● **TO DO**
Every record must be repeated precisely as it stands.

DATA FOR ANALYSIS START

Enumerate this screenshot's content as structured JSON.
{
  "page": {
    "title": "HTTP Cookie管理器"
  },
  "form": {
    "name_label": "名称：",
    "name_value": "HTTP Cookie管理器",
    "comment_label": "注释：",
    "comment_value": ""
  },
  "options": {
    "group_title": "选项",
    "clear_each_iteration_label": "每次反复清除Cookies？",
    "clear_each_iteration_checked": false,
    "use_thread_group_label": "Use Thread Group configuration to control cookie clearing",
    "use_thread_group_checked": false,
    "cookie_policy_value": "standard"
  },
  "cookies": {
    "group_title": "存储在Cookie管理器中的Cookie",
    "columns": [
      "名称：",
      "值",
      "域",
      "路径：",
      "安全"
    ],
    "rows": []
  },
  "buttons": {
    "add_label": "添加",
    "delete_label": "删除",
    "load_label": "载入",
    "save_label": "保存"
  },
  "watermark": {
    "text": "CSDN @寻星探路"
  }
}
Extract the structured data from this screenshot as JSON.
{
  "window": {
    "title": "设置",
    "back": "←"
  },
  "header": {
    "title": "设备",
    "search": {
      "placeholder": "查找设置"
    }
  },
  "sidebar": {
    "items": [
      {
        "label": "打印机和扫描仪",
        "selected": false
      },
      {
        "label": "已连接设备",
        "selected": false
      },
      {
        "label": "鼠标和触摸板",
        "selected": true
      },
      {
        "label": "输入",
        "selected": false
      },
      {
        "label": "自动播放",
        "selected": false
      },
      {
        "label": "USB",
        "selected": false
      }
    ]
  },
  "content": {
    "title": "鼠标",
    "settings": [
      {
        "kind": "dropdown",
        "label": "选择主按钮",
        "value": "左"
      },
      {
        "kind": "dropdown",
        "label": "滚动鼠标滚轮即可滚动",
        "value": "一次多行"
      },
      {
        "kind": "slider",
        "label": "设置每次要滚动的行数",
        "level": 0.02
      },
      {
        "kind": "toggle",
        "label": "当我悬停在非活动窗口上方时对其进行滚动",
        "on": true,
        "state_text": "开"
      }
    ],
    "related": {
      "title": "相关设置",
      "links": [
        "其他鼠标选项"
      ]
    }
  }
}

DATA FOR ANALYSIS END

● **OUTPUT FOR THIS EXERCISE**
Enumerate this screenshot's content as structured JSON.
{
  "page": {
    "title": "HTTP Cookie管理器"
  },
  "form": {
    "name_label": "名称：",
    "name_value": "HTTP Cookie管理器",
    "comment_label": "注释：",
    "comment_value": ""
  },
  "options": {
    "group_title": "选项",
    "clear_each_iteration_label": "每次反复清除Cookies？",
    "clear_each_iteration_checked": false,
    "use_thread_group_label": "Use Thread Group configuration to control cookie clearing",
    "use_thread_group_checked": false,
    "cookie_policy_value": "standard"
  },
  "cookies": {
    "group_title": "存储在Cookie管理器中的Cookie",
    "columns": [
      "名称：",
      "值",
      "域",
      "路径：",
      "安全"
    ],
    "rows": []
  },
  "buttons": {
    "add_label": "添加",
    "delete_label": "删除",
    "load_label": "载入",
    "save_label": "保存"
  },
  "watermark": {
    "text": "CSDN @寻星探路"
  }
}
Extract the structured data from this screenshot as JSON.
{
  "window": {
    "title": "设置",
    "back": "←"
  },
  "header": {
    "title": "设备",
    "search": {
      "placeholder": "查找设置"
    }
  },
  "sidebar": {
    "items": [
      {
        "label": "打印机和扫描仪",
        "selected": false
      },
      {
        "label": "已连接设备",
        "selected": false
      },
      {
        "label": "鼠标和触摸板",
        "selected": true
      },
      {
        "label": "输入",
        "selected": false
      },
      {
        "label": "自动播放",
        "selected": false
      },
      {
        "label": "USB",
        "selected": false
      }
    ]
  },
  "content": {
    "title": "鼠标",
    "settings": [
      {
        "kind": "dropdown",
        "label": "选择主按钮",
        "value": "左"
      },
      {
        "kind": "dropdown",
        "label": "滚动鼠标滚轮即可滚动",
        "value": "一次多行"
      },
      {
        "kind": "slider",
        "label": "设置每次要滚动的行数",
        "level": 0.02
      },
      {
        "kind": "toggle",
        "label": "当我悬停在非活动窗口上方时对其进行滚动",
        "on": true,
        "state_text": "开"
      }
    ],
    "related": {
      "title": "相关设置",
      "links": [
        "其他鼠标选项"
      ]
    }
  }
}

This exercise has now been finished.